» **Page and application data records**:
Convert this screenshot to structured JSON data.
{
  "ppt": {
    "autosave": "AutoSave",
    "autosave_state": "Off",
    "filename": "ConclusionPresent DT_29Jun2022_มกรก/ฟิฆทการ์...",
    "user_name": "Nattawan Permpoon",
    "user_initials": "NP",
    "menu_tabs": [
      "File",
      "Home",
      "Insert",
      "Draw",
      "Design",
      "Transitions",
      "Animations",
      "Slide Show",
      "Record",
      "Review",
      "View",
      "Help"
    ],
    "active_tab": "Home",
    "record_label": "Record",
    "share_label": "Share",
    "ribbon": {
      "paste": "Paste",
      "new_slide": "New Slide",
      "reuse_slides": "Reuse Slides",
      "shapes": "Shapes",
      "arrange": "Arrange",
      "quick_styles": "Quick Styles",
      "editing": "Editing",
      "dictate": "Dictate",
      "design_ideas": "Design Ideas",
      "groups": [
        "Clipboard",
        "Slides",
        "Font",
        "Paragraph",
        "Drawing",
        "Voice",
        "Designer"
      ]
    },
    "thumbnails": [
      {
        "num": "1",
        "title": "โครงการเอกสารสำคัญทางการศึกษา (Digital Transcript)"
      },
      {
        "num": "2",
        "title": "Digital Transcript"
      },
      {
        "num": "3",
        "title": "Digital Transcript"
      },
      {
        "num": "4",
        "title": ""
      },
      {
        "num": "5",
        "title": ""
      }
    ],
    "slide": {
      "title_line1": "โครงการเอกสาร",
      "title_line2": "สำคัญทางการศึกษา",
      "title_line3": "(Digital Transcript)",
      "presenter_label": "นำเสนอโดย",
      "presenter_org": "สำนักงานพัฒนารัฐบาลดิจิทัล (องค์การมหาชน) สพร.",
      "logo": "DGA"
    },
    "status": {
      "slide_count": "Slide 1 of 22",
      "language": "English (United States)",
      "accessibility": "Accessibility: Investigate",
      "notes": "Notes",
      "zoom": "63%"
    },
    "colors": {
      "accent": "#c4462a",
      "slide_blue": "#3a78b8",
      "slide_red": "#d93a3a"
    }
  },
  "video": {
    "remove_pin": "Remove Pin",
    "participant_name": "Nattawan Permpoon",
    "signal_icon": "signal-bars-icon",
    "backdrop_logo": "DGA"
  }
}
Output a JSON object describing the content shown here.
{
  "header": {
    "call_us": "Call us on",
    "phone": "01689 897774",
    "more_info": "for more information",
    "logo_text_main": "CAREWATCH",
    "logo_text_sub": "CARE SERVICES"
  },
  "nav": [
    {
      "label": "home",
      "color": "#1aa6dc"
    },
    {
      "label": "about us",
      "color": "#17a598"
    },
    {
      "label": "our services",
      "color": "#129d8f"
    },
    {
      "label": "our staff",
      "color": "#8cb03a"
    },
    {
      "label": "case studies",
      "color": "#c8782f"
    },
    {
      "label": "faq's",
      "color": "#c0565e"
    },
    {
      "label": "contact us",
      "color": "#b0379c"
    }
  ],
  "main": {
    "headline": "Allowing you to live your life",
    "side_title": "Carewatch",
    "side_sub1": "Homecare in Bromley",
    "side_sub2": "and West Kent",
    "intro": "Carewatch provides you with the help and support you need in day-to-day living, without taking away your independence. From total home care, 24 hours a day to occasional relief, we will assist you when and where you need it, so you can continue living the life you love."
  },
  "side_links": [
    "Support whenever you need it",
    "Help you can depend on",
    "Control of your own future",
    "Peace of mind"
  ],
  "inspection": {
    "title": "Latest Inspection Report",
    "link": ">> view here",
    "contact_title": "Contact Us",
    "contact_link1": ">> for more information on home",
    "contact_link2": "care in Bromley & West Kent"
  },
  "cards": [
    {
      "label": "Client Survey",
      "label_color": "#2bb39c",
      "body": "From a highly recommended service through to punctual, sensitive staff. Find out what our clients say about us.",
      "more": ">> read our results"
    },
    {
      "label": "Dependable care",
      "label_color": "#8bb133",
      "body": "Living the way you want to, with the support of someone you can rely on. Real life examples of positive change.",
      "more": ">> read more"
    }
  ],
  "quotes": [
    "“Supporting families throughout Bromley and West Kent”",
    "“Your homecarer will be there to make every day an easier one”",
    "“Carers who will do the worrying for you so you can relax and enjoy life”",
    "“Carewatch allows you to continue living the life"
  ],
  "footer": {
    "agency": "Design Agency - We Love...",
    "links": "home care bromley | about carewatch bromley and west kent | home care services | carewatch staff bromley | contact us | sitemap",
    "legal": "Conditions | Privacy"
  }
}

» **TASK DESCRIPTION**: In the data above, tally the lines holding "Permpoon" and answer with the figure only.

» **OUTPUT BELOW**: 2